ABOUT THIS TASK
From first line to last, print the records exactly, but leave out the pictures.

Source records
******************************

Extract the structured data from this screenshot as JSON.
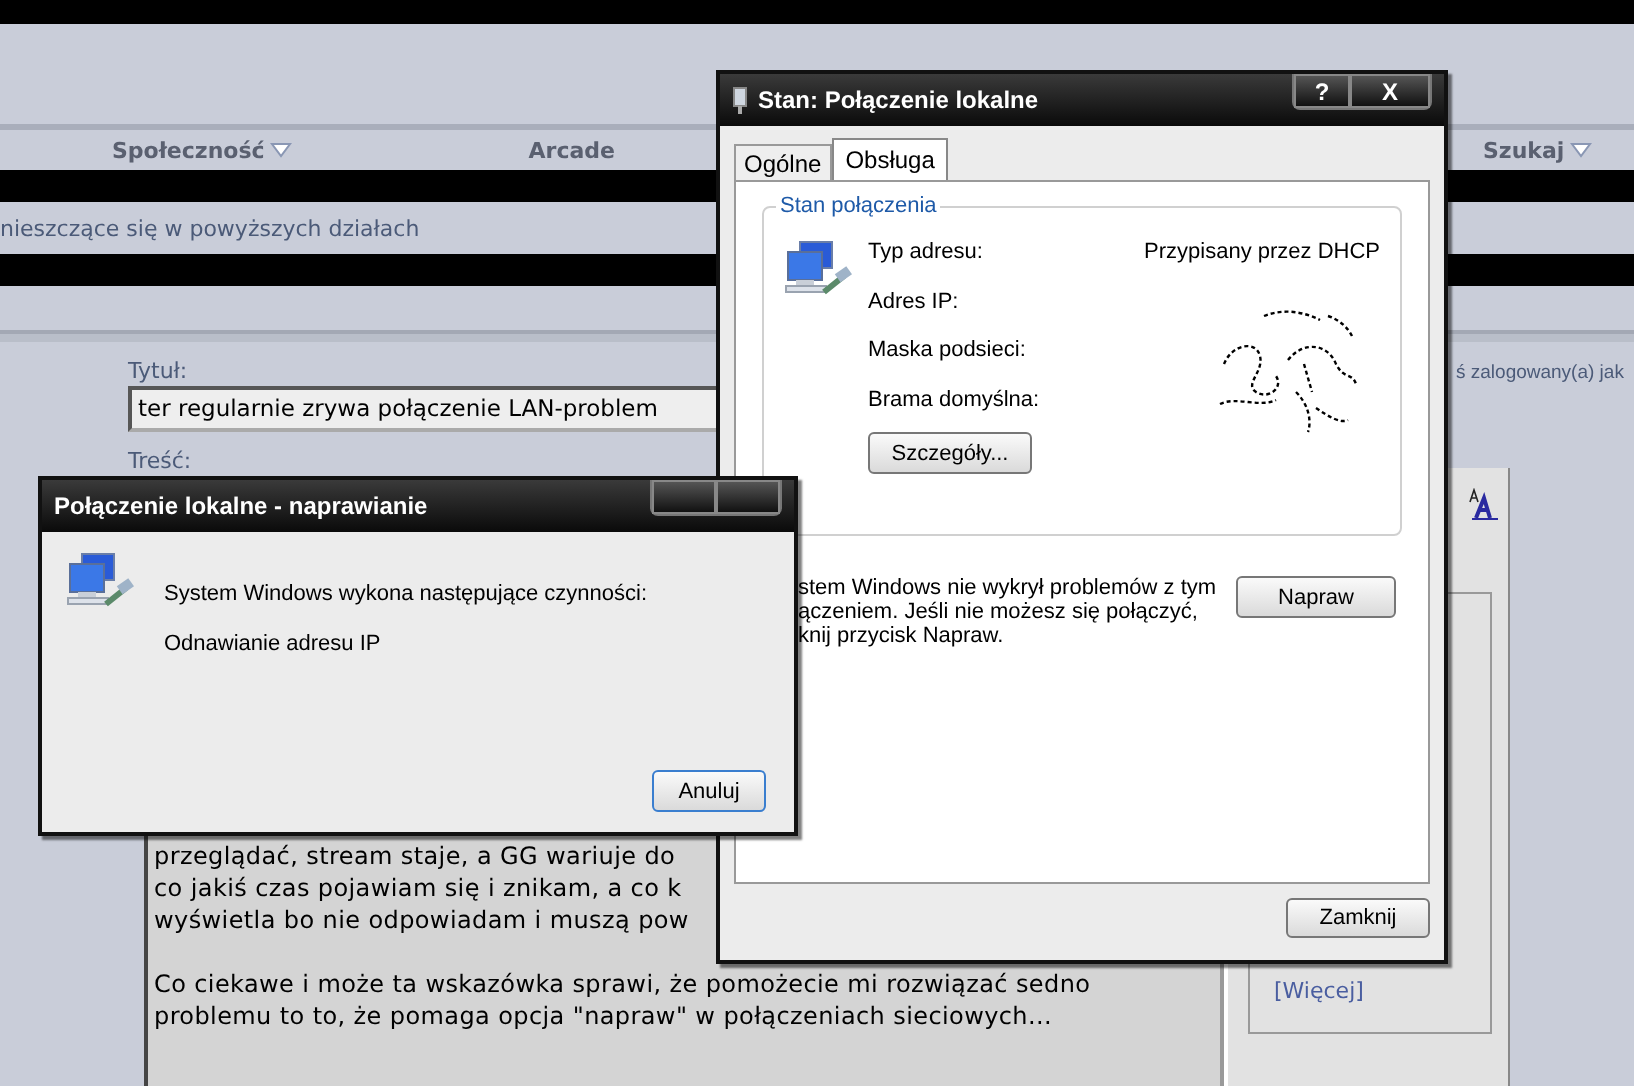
{
  "forum": {
    "nav": [
      {
        "label": "Społeczność",
        "dropdown": true
      },
      {
        "label": "Arcade",
        "dropdown": false
      },
      {
        "label": "Szukaj",
        "dropdown": true
      }
    ],
    "notice": "nieszczące się w powyższych działach",
    "login_note": "ś zalogowany(a) jak",
    "title_label": "Tytuł:",
    "title_value": "ter regularnie zrywa połączenie LAN-problem",
    "body_label": "Treść:",
    "body_paragraphs": [
      [
        "przeglądać, stream staje, a GG wariuje do",
        "co jakiś czas pojawiam się i znikam, a co k",
        "wyświetla bo nie odpowiadam i muszą pow"
      ],
      [
        "Co ciekawe i może ta wskazówka sprawi, że pomożecie mi rozwiązać sedno",
        "problemu to to, że pomaga opcja \"napraw\" w połączeniach sieciowych..."
      ]
    ],
    "more_link": "[Więcej]"
  },
  "status_dialog": {
    "title": "Stan: Połączenie lokalne",
    "window_buttons": [
      "?",
      "X"
    ],
    "tabs": [
      {
        "label": "Ogólne",
        "selected": false
      },
      {
        "label": "Obsługa",
        "selected": true
      }
    ],
    "group_title": "Stan połączenia",
    "fields": [
      {
        "label": "Typ adresu:",
        "value": "Przypisany przez DHCP"
      },
      {
        "label": "Adres IP:"
      },
      {
        "label": "Maska podsieci:"
      },
      {
        "label": "Brama domyślna:"
      }
    ],
    "details_button": "Szczegóły...",
    "repair_text_lines": [
      "stem Windows nie wykrył problemów z tym",
      "ączeniem. Jeśli nie możesz się połączyć,",
      "knij przycisk Napraw."
    ],
    "repair_button": "Napraw",
    "close_button": "Zamknij"
  },
  "repair_dialog": {
    "title": "Połączenie lokalne - naprawianie",
    "message": "System Windows wykona następujące czynności:",
    "step": "Odnawianie adresu IP",
    "cancel_button": "Anuluj"
  }
}
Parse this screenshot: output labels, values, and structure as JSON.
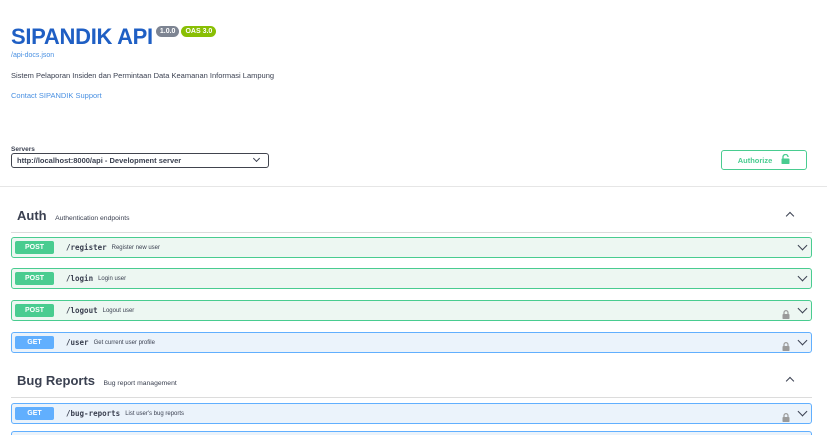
{
  "info": {
    "title": "SIPANDIK API",
    "version": "1.0.0",
    "oas": "OAS 3.0",
    "spec_url": "/api-docs.json",
    "description": "Sistem Pelaporan Insiden dan Permintaan Data Keamanan Informasi Lampung",
    "contact": "Contact SIPANDIK Support"
  },
  "servers": {
    "label": "Servers",
    "selected": "http://localhost:8000/api - Development server"
  },
  "authorize": {
    "label": "Authorize",
    "color": "#49cc90"
  },
  "sections": [
    {
      "name": "Auth",
      "description": "Authentication endpoints",
      "operations": [
        {
          "method": "POST",
          "path": "/register",
          "summary": "Register new user",
          "locked": false
        },
        {
          "method": "POST",
          "path": "/login",
          "summary": "Login user",
          "locked": false
        },
        {
          "method": "POST",
          "path": "/logout",
          "summary": "Logout user",
          "locked": true
        },
        {
          "method": "GET",
          "path": "/user",
          "summary": "Get current user profile",
          "locked": true
        }
      ]
    },
    {
      "name": "Bug Reports",
      "description": "Bug report management",
      "operations": [
        {
          "method": "GET",
          "path": "/bug-reports",
          "summary": "List user's bug reports",
          "locked": true
        }
      ]
    }
  ],
  "colors": {
    "post": "#49cc90",
    "get": "#61affe",
    "title": "#1f5fc4",
    "link": "#4990e2"
  }
}
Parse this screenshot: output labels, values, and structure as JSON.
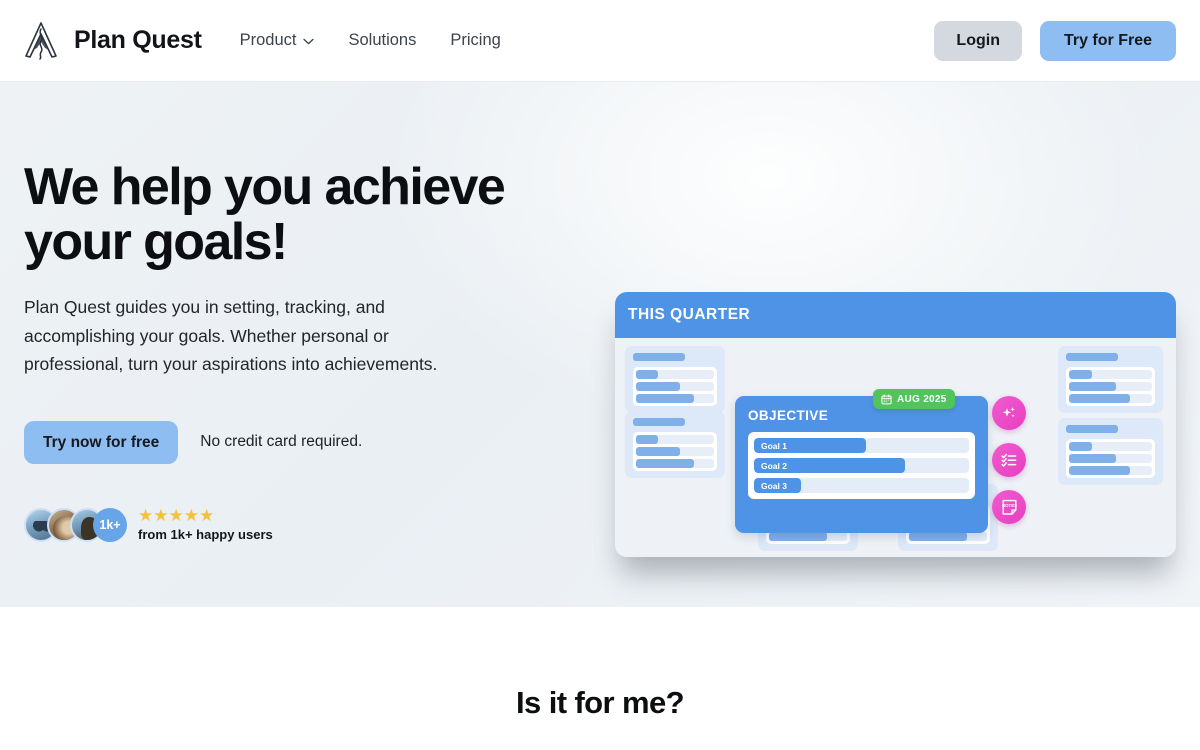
{
  "nav": {
    "logo_icon": "mountain-peak-logo-icon",
    "brand": "Plan Quest",
    "links": [
      {
        "label": "Product",
        "has_dropdown": true,
        "icon": "chevron-down-icon"
      },
      {
        "label": "Solutions",
        "has_dropdown": false
      },
      {
        "label": "Pricing",
        "has_dropdown": false
      }
    ],
    "login_label": "Login",
    "try_label": "Try for Free"
  },
  "hero": {
    "heading": "We help you achieve\nyour goals!",
    "subheading": "Plan Quest guides you in setting, tracking, and\naccomplishing your goals. Whether personal or\nprofessional, turn your aspirations into achievements.",
    "cta_label": "Try now for free",
    "cta_note": "No credit card required.",
    "social_proof": {
      "avatar_count_label": "1k+",
      "stars": "★★★★★",
      "star_count": 5,
      "caption": "from 1k+ happy users"
    }
  },
  "board": {
    "title": "THIS QUARTER",
    "date_badge": {
      "label": "AUG 2025",
      "icon": "calendar-icon",
      "color": "#52c45c"
    },
    "objective": {
      "title": "OBJECTIVE",
      "goals": [
        {
          "label": "Goal 1",
          "progress": 52
        },
        {
          "label": "Goal 2",
          "progress": 70
        },
        {
          "label": "Goal 3",
          "progress": 20
        }
      ]
    },
    "action_pills": [
      {
        "icon": "sparkles-icon"
      },
      {
        "icon": "checklist-icon"
      },
      {
        "icon": "notes-icon"
      }
    ],
    "mini_cards": [
      {
        "position": "left-top",
        "rows": [
          28,
          57,
          74
        ]
      },
      {
        "position": "left-bottom",
        "rows": [
          28,
          57,
          74
        ]
      },
      {
        "position": "right-top",
        "rows": [
          28,
          57,
          74
        ]
      },
      {
        "position": "right-bottom",
        "rows": [
          28,
          57,
          74
        ]
      },
      {
        "position": "bottom-left",
        "rows": [
          25,
          57,
          74
        ]
      },
      {
        "position": "bottom-right",
        "rows": [
          25,
          57,
          74
        ]
      }
    ]
  },
  "section2": {
    "title": "Is it for me?"
  },
  "colors": {
    "primary_blue": "#4f93e6",
    "button_blue": "#8ebdf2",
    "accent_pink": "#e83fc0",
    "badge_green": "#52c45c",
    "star_yellow": "#f5c13b",
    "hero_bg": "#eef2f5"
  }
}
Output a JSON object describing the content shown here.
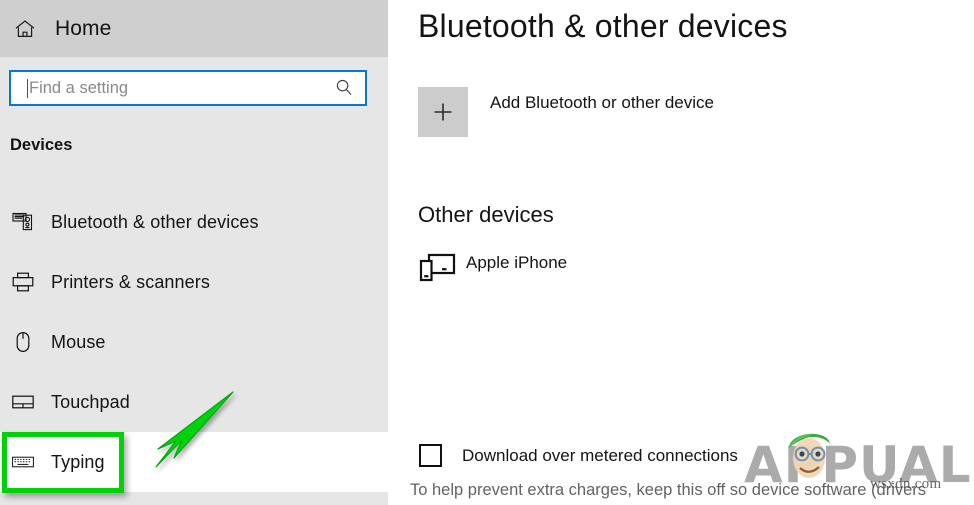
{
  "sidebar": {
    "home": {
      "label": "Home",
      "icon": "home-icon"
    },
    "search": {
      "value": "",
      "placeholder": "Find a setting",
      "icon": "search-icon"
    },
    "group_title": "Devices",
    "items": [
      {
        "label": "Bluetooth & other devices",
        "icon": "bluetooth-device-icon",
        "selected": false
      },
      {
        "label": "Printers & scanners",
        "icon": "printer-icon",
        "selected": false
      },
      {
        "label": "Mouse",
        "icon": "mouse-icon",
        "selected": false
      },
      {
        "label": "Touchpad",
        "icon": "touchpad-icon",
        "selected": false
      },
      {
        "label": "Typing",
        "icon": "keyboard-icon",
        "selected": true
      }
    ]
  },
  "main": {
    "title": "Bluetooth & other devices",
    "add_device": {
      "label": "Add Bluetooth or other device",
      "icon": "plus-icon"
    },
    "other_devices": {
      "heading": "Other devices",
      "devices": [
        {
          "label": "Apple iPhone",
          "icon": "phone-and-tablet-icon"
        }
      ]
    },
    "metered": {
      "checkbox_label": "Download over metered connections",
      "checked": false,
      "helper_text": "To help prevent extra charges, keep this off so device software (drivers"
    }
  },
  "annotation": {
    "highlight_target": "Typing",
    "highlight_color": "#00d20a",
    "arrow_color": "#00d20a"
  },
  "watermark": {
    "brand": "APPUALS",
    "url": "wsxdn.com"
  },
  "colors": {
    "accent": "#0078d7",
    "sidebar_bg": "#e6e6e6",
    "sidebar_header_bg": "#cfcfcf",
    "content_bg": "#ffffff",
    "tile_bg": "#cccccc"
  }
}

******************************

YOUR SOLUTION
Extract the structured data from this screenshot as JSON.
{
  "forum": {
    "nav": [
      {
        "label": "Społeczność",
        "dropdown": true
      },
      {
        "label": "Arcade",
        "dropdown": false
      },
      {
        "label": "Szukaj",
        "dropdown": true
      }
    ],
    "notice": "nieszczące się w powyższych działach",
    "login_note": "ś zalogowany(a) jak",
    "title_label": "Tytuł:",
    "title_value": "ter regularnie zrywa połączenie LAN-problem",
    "body_label": "Treść:",
    "body_paragraphs": [
      [
        "przeglądać, stream staje, a GG wariuje do",
        "co jakiś czas pojawiam się i znikam, a co k",
        "wyświetla bo nie odpowiadam i muszą pow"
      ],
      [
        "Co ciekawe i może ta wskazówka sprawi, że pomożecie mi rozwiązać sedno",
        "problemu to to, że pomaga opcja \"napraw\" w połączeniach sieciowych..."
      ]
    ],
    "more_link": "[Więcej]"
  },
  "status_dialog": {
    "title": "Stan: Połączenie lokalne",
    "window_buttons": [
      "?",
      "X"
    ],
    "tabs": [
      {
        "label": "Ogólne",
        "selected": false
      },
      {
        "label": "Obsługa",
        "selected": true
      }
    ],
    "group_title": "Stan połączenia",
    "fields": [
      {
        "label": "Typ adresu:",
        "value": "Przypisany przez DHCP"
      },
      {
        "label": "Adres IP:"
      },
      {
        "label": "Maska podsieci:"
      },
      {
        "label": "Brama domyślna:"
      }
    ],
    "details_button": "Szczegóły...",
    "repair_text_lines": [
      "stem Windows nie wykrył problemów z tym",
      "ączeniem. Jeśli nie możesz się połączyć,",
      "knij przycisk Napraw."
    ],
    "repair_button": "Napraw",
    "close_button": "Zamknij"
  },
  "repair_dialog": {
    "title": "Połączenie lokalne - naprawianie",
    "message": "System Windows wykona następujące czynności:",
    "step": "Odnawianie adresu IP",
    "cancel_button": "Anuluj"
  }
}
Parse this screenshot: output labels, values, and structure as JSON.
{
  "info": {
    "title": "SIPANDIK API",
    "version": "1.0.0",
    "oas": "OAS 3.0",
    "spec_url": "/api-docs.json",
    "description": "Sistem Pelaporan Insiden dan Permintaan Data Keamanan Informasi Lampung",
    "contact": "Contact SIPANDIK Support"
  },
  "servers": {
    "label": "Servers",
    "selected": "http://localhost:8000/api - Development server"
  },
  "authorize": {
    "label": "Authorize",
    "color": "#49cc90"
  },
  "sections": [
    {
      "name": "Auth",
      "description": "Authentication endpoints",
      "operations": [
        {
          "method": "POST",
          "path": "/register",
          "summary": "Register new user",
          "locked": false
        },
        {
          "method": "POST",
          "path": "/login",
          "summary": "Login user",
          "locked": false
        },
        {
          "method": "POST",
          "path": "/logout",
          "summary": "Logout user",
          "locked": true
        },
        {
          "method": "GET",
          "path": "/user",
          "summary": "Get current user profile",
          "locked": true
        }
      ]
    },
    {
      "name": "Bug Reports",
      "description": "Bug report management",
      "operations": [
        {
          "method": "GET",
          "path": "/bug-reports",
          "summary": "List user's bug reports",
          "locked": true
        }
      ]
    }
  ],
  "colors": {
    "post": "#49cc90",
    "get": "#61affe",
    "title": "#1f5fc4",
    "link": "#4990e2"
  }
}
Parse this screenshot: output labels, values, and structure as JSON.
{
  "nav": {
    "logo_icon": "mountain-peak-logo-icon",
    "brand": "Plan Quest",
    "links": [
      {
        "label": "Product",
        "has_dropdown": true,
        "icon": "chevron-down-icon"
      },
      {
        "label": "Solutions",
        "has_dropdown": false
      },
      {
        "label": "Pricing",
        "has_dropdown": false
      }
    ],
    "login_label": "Login",
    "try_label": "Try for Free"
  },
  "hero": {
    "heading": "We help you achieve\nyour goals!",
    "subheading": "Plan Quest guides you in setting, tracking, and\naccomplishing your goals. Whether personal or\nprofessional, turn your aspirations into achievements.",
    "cta_label": "Try now for free",
    "cta_note": "No credit card required.",
    "social_proof": {
      "avatar_count_label": "1k+",
      "stars": "★★★★★",
      "star_count": 5,
      "caption": "from 1k+ happy users"
    }
  },
  "board": {
    "title": "THIS QUARTER",
    "date_badge": {
      "label": "AUG 2025",
      "icon": "calendar-icon",
      "color": "#52c45c"
    },
    "objective": {
      "title": "OBJECTIVE",
      "goals": [
        {
          "label": "Goal 1",
          "progress": 52
        },
        {
          "label": "Goal 2",
          "progress": 70
        },
        {
          "label": "Goal 3",
          "progress": 20
        }
      ]
    },
    "action_pills": [
      {
        "icon": "sparkles-icon"
      },
      {
        "icon": "checklist-icon"
      },
      {
        "icon": "notes-icon"
      }
    ],
    "mini_cards": [
      {
        "position": "left-top",
        "rows": [
          28,
          57,
          74
        ]
      },
      {
        "position": "left-bottom",
        "rows": [
          28,
          57,
          74
        ]
      },
      {
        "position": "right-top",
        "rows": [
          28,
          57,
          74
        ]
      },
      {
        "position": "right-bottom",
        "rows": [
          28,
          57,
          74
        ]
      },
      {
        "position": "bottom-left",
        "rows": [
          25,
          57,
          74
        ]
      },
      {
        "position": "bottom-right",
        "rows": [
          25,
          57,
          74
        ]
      }
    ]
  },
  "section2": {
    "title": "Is it for me?"
  },
  "colors": {
    "primary_blue": "#4f93e6",
    "button_blue": "#8ebdf2",
    "accent_pink": "#e83fc0",
    "badge_green": "#52c45c",
    "star_yellow": "#f5c13b",
    "hero_bg": "#eef2f5"
  }
}
Output a JSON object describing the content shown here.
{
  "sidebar": {
    "home": {
      "label": "Home",
      "icon": "home-icon"
    },
    "search": {
      "value": "",
      "placeholder": "Find a setting",
      "icon": "search-icon"
    },
    "group_title": "Devices",
    "items": [
      {
        "label": "Bluetooth & other devices",
        "icon": "bluetooth-device-icon",
        "selected": false
      },
      {
        "label": "Printers & scanners",
        "icon": "printer-icon",
        "selected": false
      },
      {
        "label": "Mouse",
        "icon": "mouse-icon",
        "selected": false
      },
      {
        "label": "Touchpad",
        "icon": "touchpad-icon",
        "selected": false
      },
      {
        "label": "Typing",
        "icon": "keyboard-icon",
        "selected": true
      }
    ]
  },
  "main": {
    "title": "Bluetooth & other devices",
    "add_device": {
      "label": "Add Bluetooth or other device",
      "icon": "plus-icon"
    },
    "other_devices": {
      "heading": "Other devices",
      "devices": [
        {
          "label": "Apple iPhone",
          "icon": "phone-and-tablet-icon"
        }
      ]
    },
    "metered": {
      "checkbox_label": "Download over metered connections",
      "checked": false,
      "helper_text": "To help prevent extra charges, keep this off so device software (drivers"
    }
  },
  "annotation": {
    "highlight_target": "Typing",
    "highlight_color": "#00d20a",
    "arrow_color": "#00d20a"
  },
  "watermark": {
    "brand": "APPUALS",
    "url": "wsxdn.com"
  },
  "colors": {
    "accent": "#0078d7",
    "sidebar_bg": "#e6e6e6",
    "sidebar_header_bg": "#cfcfcf",
    "content_bg": "#ffffff",
    "tile_bg": "#cccccc"
  }
}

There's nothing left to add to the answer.